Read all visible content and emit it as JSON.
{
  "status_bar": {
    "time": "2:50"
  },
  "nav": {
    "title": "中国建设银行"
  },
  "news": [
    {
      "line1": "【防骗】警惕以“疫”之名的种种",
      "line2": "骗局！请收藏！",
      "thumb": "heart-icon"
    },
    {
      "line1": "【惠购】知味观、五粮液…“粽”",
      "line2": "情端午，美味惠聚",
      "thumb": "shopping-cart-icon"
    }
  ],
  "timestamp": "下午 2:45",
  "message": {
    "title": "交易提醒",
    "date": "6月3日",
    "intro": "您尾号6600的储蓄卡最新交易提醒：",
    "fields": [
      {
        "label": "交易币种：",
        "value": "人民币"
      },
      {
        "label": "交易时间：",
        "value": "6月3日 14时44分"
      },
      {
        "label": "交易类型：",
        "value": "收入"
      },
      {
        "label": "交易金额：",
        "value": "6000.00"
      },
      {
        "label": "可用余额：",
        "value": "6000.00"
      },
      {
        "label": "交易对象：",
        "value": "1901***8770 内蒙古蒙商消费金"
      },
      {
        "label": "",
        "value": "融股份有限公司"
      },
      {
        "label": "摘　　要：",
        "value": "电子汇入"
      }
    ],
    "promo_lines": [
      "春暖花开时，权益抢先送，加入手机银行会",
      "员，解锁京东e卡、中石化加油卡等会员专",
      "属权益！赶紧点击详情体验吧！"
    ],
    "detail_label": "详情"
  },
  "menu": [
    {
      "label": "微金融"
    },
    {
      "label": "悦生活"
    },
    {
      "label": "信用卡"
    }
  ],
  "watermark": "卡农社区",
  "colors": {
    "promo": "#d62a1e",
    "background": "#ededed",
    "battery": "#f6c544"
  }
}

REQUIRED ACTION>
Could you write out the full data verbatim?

OUTPUT OF THE EXERCISE>
Read all visible content and emit it as JSON.
{
  "status_bar": {
    "time": "2:50"
  },
  "nav": {
    "title": "中国建设银行"
  },
  "news": [
    {
      "line1": "【防骗】警惕以“疫”之名的种种",
      "line2": "骗局！请收藏！",
      "thumb": "heart-icon"
    },
    {
      "line1": "【惠购】知味观、五粮液…“粽”",
      "line2": "情端午，美味惠聚",
      "thumb": "shopping-cart-icon"
    }
  ],
  "timestamp": "下午 2:45",
  "message": {
    "title": "交易提醒",
    "date": "6月3日",
    "intro": "您尾号6600的储蓄卡最新交易提醒：",
    "fields": [
      {
        "label": "交易币种：",
        "value": "人民币"
      },
      {
        "label": "交易时间：",
        "value": "6月3日 14时44分"
      },
      {
        "label": "交易类型：",
        "value": "收入"
      },
      {
        "label": "交易金额：",
        "value": "6000.00"
      },
      {
        "label": "可用余额：",
        "value": "6000.00"
      },
      {
        "label": "交易对象：",
        "value": "1901***8770 内蒙古蒙商消费金"
      },
      {
        "label": "",
        "value": "融股份有限公司"
      },
      {
        "label": "摘　　要：",
        "value": "电子汇入"
      }
    ],
    "promo_lines": [
      "春暖花开时，权益抢先送，加入手机银行会",
      "员，解锁京东e卡、中石化加油卡等会员专",
      "属权益！赶紧点击详情体验吧！"
    ],
    "detail_label": "详情"
  },
  "menu": [
    {
      "label": "微金融"
    },
    {
      "label": "悦生活"
    },
    {
      "label": "信用卡"
    }
  ],
  "watermark": "卡农社区",
  "colors": {
    "promo": "#d62a1e",
    "background": "#ededed",
    "battery": "#f6c544"
  }
}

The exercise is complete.